■ **PROBLEM TO SOLVE**
All of the records must be set down again word for word.

::::

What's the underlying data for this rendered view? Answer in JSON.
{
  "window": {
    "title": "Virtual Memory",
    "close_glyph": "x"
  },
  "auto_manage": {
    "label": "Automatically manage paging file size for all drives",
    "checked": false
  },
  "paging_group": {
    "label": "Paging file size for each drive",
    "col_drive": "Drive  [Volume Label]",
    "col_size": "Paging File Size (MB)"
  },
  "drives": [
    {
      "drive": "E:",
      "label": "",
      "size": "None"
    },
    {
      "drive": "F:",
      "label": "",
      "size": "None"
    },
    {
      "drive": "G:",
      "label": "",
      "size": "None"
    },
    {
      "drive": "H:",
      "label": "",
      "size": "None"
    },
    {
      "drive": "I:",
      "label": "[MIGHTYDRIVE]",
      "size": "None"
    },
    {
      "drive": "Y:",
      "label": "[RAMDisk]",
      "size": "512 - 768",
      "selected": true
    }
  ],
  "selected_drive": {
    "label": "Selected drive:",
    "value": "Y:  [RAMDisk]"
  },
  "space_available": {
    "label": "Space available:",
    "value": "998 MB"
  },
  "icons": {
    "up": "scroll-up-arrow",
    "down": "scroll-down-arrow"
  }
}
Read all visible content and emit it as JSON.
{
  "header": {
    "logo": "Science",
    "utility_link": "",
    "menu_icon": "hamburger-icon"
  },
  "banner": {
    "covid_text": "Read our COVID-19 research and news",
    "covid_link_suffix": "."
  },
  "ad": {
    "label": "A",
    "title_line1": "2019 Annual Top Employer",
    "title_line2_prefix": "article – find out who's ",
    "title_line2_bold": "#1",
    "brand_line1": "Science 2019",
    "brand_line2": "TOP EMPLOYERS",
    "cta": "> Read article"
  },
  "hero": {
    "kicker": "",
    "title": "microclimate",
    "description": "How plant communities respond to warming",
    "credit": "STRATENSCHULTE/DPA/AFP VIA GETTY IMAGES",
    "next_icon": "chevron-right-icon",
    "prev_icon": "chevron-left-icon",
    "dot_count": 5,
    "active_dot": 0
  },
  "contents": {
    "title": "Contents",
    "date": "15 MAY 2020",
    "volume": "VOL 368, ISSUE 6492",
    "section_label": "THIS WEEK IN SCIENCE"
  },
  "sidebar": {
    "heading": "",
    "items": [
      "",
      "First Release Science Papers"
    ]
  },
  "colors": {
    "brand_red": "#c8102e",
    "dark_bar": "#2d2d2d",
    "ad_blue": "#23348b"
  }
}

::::

■ **TASK ANSWER**
What's the underlying data for this rendered view? Answer in JSON.
{
  "window": {
    "title": "Virtual Memory",
    "close_glyph": "x"
  },
  "auto_manage": {
    "label": "Automatically manage paging file size for all drives",
    "checked": false
  },
  "paging_group": {
    "label": "Paging file size for each drive",
    "col_drive": "Drive  [Volume Label]",
    "col_size": "Paging File Size (MB)"
  },
  "drives": [
    {
      "drive": "E:",
      "label": "",
      "size": "None"
    },
    {
      "drive": "F:",
      "label": "",
      "size": "None"
    },
    {
      "drive": "G:",
      "label": "",
      "size": "None"
    },
    {
      "drive": "H:",
      "label": "",
      "size": "None"
    },
    {
      "drive": "I:",
      "label": "[MIGHTYDRIVE]",
      "size": "None"
    },
    {
      "drive": "Y:",
      "label": "[RAMDisk]",
      "size": "512 - 768",
      "selected": true
    }
  ],
  "selected_drive": {
    "label": "Selected drive:",
    "value": "Y:  [RAMDisk]"
  },
  "space_available": {
    "label": "Space available:",
    "value": "998 MB"
  },
  "icons": {
    "up": "scroll-up-arrow",
    "down": "scroll-down-arrow"
  }
}
Read all visible content and emit it as JSON.
{
  "header": {
    "logo": "Science",
    "utility_link": "",
    "menu_icon": "hamburger-icon"
  },
  "banner": {
    "covid_text": "Read our COVID-19 research and news",
    "covid_link_suffix": "."
  },
  "ad": {
    "label": "A",
    "title_line1": "2019 Annual Top Employer",
    "title_line2_prefix": "article – find out who's ",
    "title_line2_bold": "#1",
    "brand_line1": "Science 2019",
    "brand_line2": "TOP EMPLOYERS",
    "cta": "> Read article"
  },
  "hero": {
    "kicker": "",
    "title": "microclimate",
    "description": "How plant communities respond to warming",
    "credit": "STRATENSCHULTE/DPA/AFP VIA GETTY IMAGES",
    "next_icon": "chevron-right-icon",
    "prev_icon": "chevron-left-icon",
    "dot_count": 5,
    "active_dot": 0
  },
  "contents": {
    "title": "Contents",
    "date": "15 MAY 2020",
    "volume": "VOL 368, ISSUE 6492",
    "section_label": "THIS WEEK IN SCIENCE"
  },
  "sidebar": {
    "heading": "",
    "items": [
      "",
      "First Release Science Papers"
    ]
  },
  "colors": {
    "brand_red": "#c8102e",
    "dark_bar": "#2d2d2d",
    "ad_blue": "#23348b"
  }
}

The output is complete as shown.